> **Aim of the exercise**
You are asked to filter the data below and copy every line holding "screenshot".
_ _ _
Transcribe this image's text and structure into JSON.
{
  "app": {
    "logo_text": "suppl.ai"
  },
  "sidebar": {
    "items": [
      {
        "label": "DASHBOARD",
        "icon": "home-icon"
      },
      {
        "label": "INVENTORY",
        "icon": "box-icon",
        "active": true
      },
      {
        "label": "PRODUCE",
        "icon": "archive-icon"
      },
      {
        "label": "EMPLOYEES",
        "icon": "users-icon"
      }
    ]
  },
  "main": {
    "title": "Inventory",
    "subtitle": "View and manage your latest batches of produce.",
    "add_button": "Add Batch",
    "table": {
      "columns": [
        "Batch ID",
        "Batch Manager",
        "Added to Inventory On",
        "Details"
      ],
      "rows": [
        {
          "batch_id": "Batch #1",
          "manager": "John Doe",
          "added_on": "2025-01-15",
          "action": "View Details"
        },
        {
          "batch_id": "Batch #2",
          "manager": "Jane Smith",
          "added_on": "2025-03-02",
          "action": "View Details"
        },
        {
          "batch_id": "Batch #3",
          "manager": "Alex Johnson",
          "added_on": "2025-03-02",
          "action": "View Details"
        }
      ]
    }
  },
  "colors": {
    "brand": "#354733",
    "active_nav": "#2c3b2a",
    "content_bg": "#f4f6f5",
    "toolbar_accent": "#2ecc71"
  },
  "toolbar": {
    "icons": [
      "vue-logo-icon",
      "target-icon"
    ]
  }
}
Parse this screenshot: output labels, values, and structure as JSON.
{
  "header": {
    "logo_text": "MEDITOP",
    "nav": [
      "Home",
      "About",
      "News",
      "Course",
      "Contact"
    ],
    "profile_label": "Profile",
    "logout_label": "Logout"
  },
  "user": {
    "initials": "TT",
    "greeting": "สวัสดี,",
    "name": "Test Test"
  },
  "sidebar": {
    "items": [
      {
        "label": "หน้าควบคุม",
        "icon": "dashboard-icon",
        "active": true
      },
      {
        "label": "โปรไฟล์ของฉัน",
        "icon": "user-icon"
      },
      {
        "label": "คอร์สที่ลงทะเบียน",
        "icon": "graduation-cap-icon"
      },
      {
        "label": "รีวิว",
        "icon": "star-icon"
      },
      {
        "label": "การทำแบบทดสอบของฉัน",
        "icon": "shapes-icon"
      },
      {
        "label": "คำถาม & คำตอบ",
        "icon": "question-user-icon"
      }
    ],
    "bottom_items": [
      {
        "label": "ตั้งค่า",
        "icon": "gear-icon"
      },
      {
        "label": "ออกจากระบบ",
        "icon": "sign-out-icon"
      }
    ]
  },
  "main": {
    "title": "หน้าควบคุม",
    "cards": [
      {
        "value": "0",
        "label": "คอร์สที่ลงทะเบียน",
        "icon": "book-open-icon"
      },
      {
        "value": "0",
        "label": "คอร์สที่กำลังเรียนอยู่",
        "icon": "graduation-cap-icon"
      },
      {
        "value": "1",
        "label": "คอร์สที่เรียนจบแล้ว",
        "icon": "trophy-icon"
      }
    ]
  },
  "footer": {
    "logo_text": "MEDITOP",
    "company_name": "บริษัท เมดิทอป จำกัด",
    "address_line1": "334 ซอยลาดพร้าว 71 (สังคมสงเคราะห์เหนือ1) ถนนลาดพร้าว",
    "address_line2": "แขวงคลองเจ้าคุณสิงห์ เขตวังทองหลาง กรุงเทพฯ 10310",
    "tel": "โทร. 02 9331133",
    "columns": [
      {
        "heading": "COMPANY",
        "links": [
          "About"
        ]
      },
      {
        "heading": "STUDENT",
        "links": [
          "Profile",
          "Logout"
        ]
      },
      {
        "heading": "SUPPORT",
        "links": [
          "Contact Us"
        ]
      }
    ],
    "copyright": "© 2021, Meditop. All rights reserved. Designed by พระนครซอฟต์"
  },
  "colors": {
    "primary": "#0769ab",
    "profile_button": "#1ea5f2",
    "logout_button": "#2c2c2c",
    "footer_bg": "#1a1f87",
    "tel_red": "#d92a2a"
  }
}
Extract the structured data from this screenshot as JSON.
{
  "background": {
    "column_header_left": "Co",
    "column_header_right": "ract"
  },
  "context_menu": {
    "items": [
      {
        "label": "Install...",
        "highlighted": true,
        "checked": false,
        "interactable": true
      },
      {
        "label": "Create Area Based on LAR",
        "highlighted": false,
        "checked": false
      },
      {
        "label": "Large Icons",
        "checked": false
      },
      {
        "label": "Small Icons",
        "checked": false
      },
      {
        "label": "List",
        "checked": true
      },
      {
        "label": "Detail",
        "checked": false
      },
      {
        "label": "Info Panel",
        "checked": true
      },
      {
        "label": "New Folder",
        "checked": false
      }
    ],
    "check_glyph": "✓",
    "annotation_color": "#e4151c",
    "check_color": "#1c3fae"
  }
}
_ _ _
> **Answer to the exercise**
Parse this screenshot: output labels, values, and structure as JSON.
Extract the structured data from this screenshot as JSON.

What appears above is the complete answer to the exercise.